Get in touch with your “why”

You already know “what” you sell, but do you truly know why you’re selling it? As a founder or leader, why are you motivated to do what you do? Why do you want to connect with your customers? What is the purpose of your brand, and what are its values? You should know the answers to these questions, and you should be seeking ways to communicate those answers, both directly and indirectly, to your customers. If you’re interested in exploring further, you should read Simon Sinek’s book Start With Why or, at the very least, watch his TED Talk.

Let go of perfection

In the past, you may have held back from being an outspoken founder because you worried that you weren’t polished enough or that your image wouldn’t meet customer expectations. The good news is that most consumers would prefer to see the “real” version of you than the fabricated version. The more real you can be, the more relatable you will be.

In the Business of Fashion article, Sarah Larson Levey – founder of the yoga studio Y7 Studio – admits, “Early on when I would do interviews or shoots, I felt like I had to be this picture of health…Once I stopped trying to fit into this mould and avoid mistakes…I found it much easier to find my voice and place as the face of the brand.” As a jewelry business founder, you probably feel the pressure to be fashionable and glamorous at all times, but the “true you” will get a better response from consumers.

Work with a professional

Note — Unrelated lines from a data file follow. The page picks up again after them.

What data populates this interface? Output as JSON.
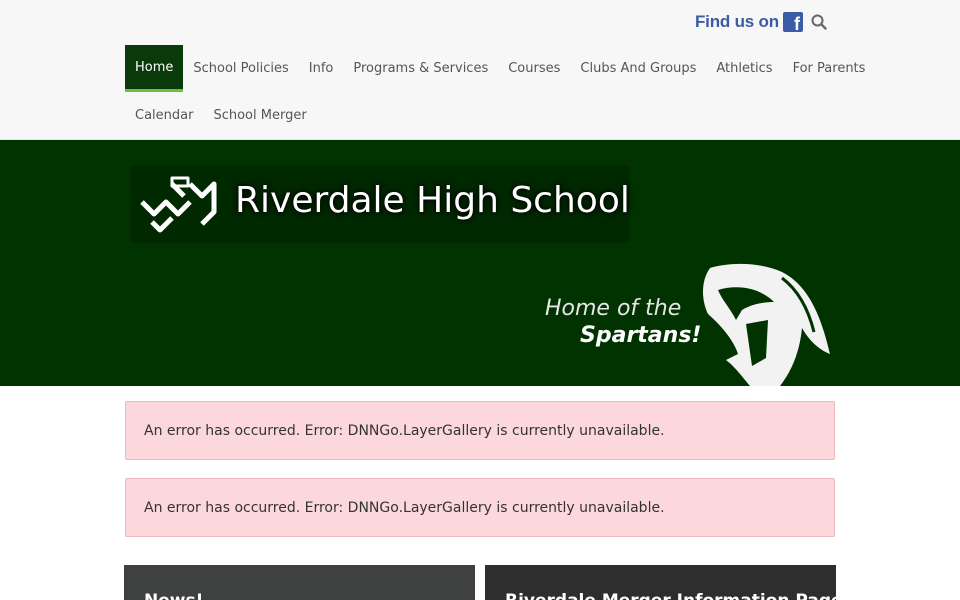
{
  "header": {
    "find_us_text": "Find us on",
    "facebook_letter": "f"
  },
  "nav": {
    "row1": [
      {
        "label": "Home",
        "active": true
      },
      {
        "label": "School Policies"
      },
      {
        "label": "Info"
      },
      {
        "label": "Programs & Services"
      },
      {
        "label": "Courses"
      },
      {
        "label": "Clubs And Groups"
      },
      {
        "label": "Athletics"
      },
      {
        "label": "For Parents"
      }
    ],
    "row2": [
      {
        "label": "Calendar"
      },
      {
        "label": "School Merger"
      }
    ]
  },
  "banner": {
    "school_name": "Riverdale High School",
    "tagline_line1": "Home of the",
    "tagline_line2": "Spartans!"
  },
  "alerts": [
    "An error has occurred. Error: DNNGo.LayerGallery is currently unavailable.",
    "An error has occurred. Error: DNNGo.LayerGallery is currently unavailable."
  ],
  "cards": [
    {
      "title": "News!"
    },
    {
      "title": "Riverdale Merger Information Page"
    }
  ],
  "colors": {
    "brand_green": "#003300",
    "active_nav": "#0a3a0a",
    "active_underline": "#6fbf3f",
    "facebook_blue": "#3b5ba6",
    "alert_bg": "#fcd8dd"
  }
}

If you’re not already working with a publicist, public relations agency, communications consultant, or even a marketing agency that specializes in brand communications, you may want to consider investing in this service. This year, brands have had to navigate many sensitive issues, and knowing what to say in a thoughtful way has been difficult for even the most tactful founders. If you want to be sure that your personal image is consistent with your brand identity and that you’re living a life that’s aligned with your brand values, then you may want to hire someone to keep you in check. Most of the time, founders are so caught up with the day-to-day minutiae or running their businesses, that they can’t see the forest for the trees. They need someone outside of the organization to maintain the bigger picture.

Be consistent

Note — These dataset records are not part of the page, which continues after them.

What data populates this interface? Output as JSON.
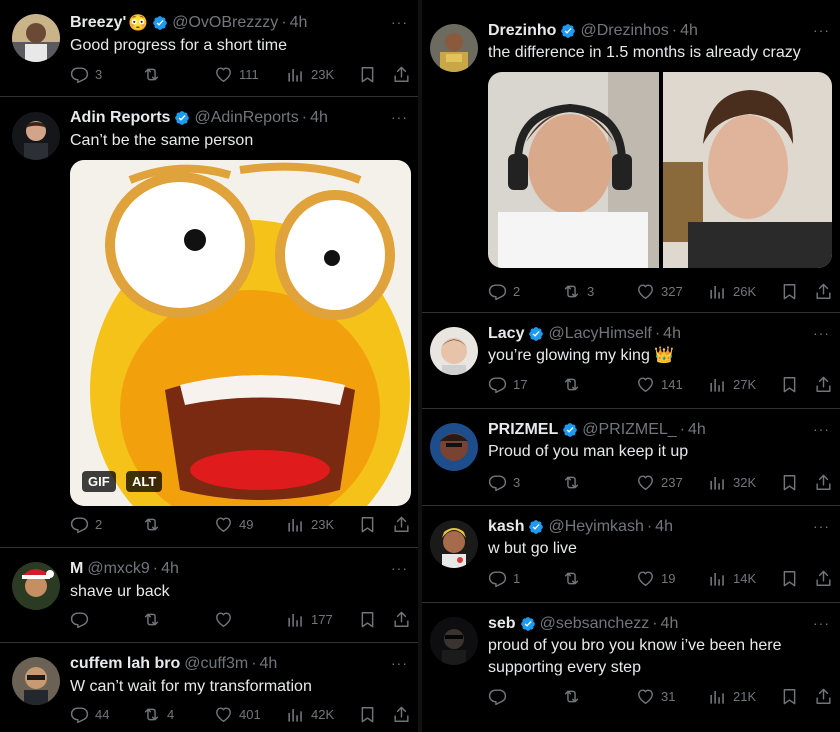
{
  "left_column": {
    "tweets": [
      {
        "name": "Breezy'",
        "name_suffix": "😳",
        "handle": "@OvOBrezzzy",
        "time": "4h",
        "text": "Good progress for a short time",
        "verified": true,
        "replies": "3",
        "retweets": "",
        "likes": "111",
        "views": "23K"
      },
      {
        "name": "Adin Reports",
        "handle": "@AdinReports",
        "time": "4h",
        "text": "Can’t be the same person",
        "verified": true,
        "media": {
          "gif_badge": "GIF",
          "alt_badge": "ALT"
        },
        "replies": "2",
        "retweets": "",
        "likes": "49",
        "views": "23K"
      },
      {
        "name": "M",
        "handle": "@mxck9",
        "time": "4h",
        "text": "shave ur back",
        "verified": false,
        "replies": "",
        "retweets": "",
        "likes": "",
        "views": "177"
      },
      {
        "name": "cuffem lah bro",
        "handle": "@cuff3m",
        "time": "4h",
        "text": "W can’t wait for my transformation",
        "verified": false,
        "replies": "44",
        "retweets": "4",
        "likes": "401",
        "views": "42K"
      }
    ]
  },
  "right_column": {
    "tweets": [
      {
        "name": "Drezinho",
        "handle": "@Drezinhos",
        "time": "4h",
        "text": "the difference in 1.5 months is already crazy",
        "verified": true,
        "replies": "2",
        "retweets": "3",
        "likes": "327",
        "views": "26K"
      },
      {
        "name": "Lacy",
        "handle": "@LacyHimself",
        "time": "4h",
        "text": "you’re glowing my king",
        "text_suffix": "👑",
        "verified": true,
        "replies": "17",
        "retweets": "",
        "likes": "141",
        "views": "27K"
      },
      {
        "name": "PRIZMEL",
        "handle": "@PRIZMEL_",
        "time": "4h",
        "text": "Proud of you man keep it up",
        "verified": true,
        "replies": "3",
        "retweets": "",
        "likes": "237",
        "views": "32K"
      },
      {
        "name": "kash",
        "handle": "@Heyimkash",
        "time": "4h",
        "text": "w but go live",
        "verified": true,
        "replies": "1",
        "retweets": "",
        "likes": "19",
        "views": "14K"
      },
      {
        "name": "seb",
        "handle": "@sebsanchezz",
        "time": "4h",
        "text": "proud of you bro you know i’ve been here supporting every step",
        "verified": true,
        "replies": "",
        "retweets": "",
        "likes": "31",
        "views": "21K"
      }
    ]
  },
  "more_glyph": "···",
  "separator": "·",
  "colors": {
    "background": "#000000",
    "text": "#e7e9ea",
    "muted": "#71767b",
    "verified": "#1d9bf0",
    "divider": "#2f3336"
  }
}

More than anything, you’ll want to remain consistent. If you hope to be the face of your brand, then you’ll need to commit fully to the task and treat it like it’s part of your job. Consider scheduling your social media posts or other content that you’re hoping to produce. In addition, you’ll want to be consistent with your voice and tone. Finally, you’ll want to stick to your beliefs and set boundaries regarding how much of your personal life you’re willing to share with the public. If your employees or business partners are also outspoken on social media and other platforms, then you’ll want to ensure that their messaging remains consistent with your own, even if they’re expressing the message in slightly different ways. Knowing your “why”, being your true self, and working with a professional can all help you stay consistent.

Just because a founder can be the voice of a brand doesn’t mean he or she should immediately jump into the role. Not everyone is suited for this position, and some brands would be better off keeping their founders “behind the curtain” like a Wizard of Oz figure. These days, the pressure is high on brands to have a position on social and political issues, since consumers expect business owners and leaders to be actively engaging with those issues. A founder or leader needs to be ready to ruffle some feathers and even lose customers. It’s not a task for the faint of heart or the sensitive person.

Would you like to be the voice of your brand? Have you hesitated in the past? We’d love to hear about how you currently represent your brand and what you hope to do in the future.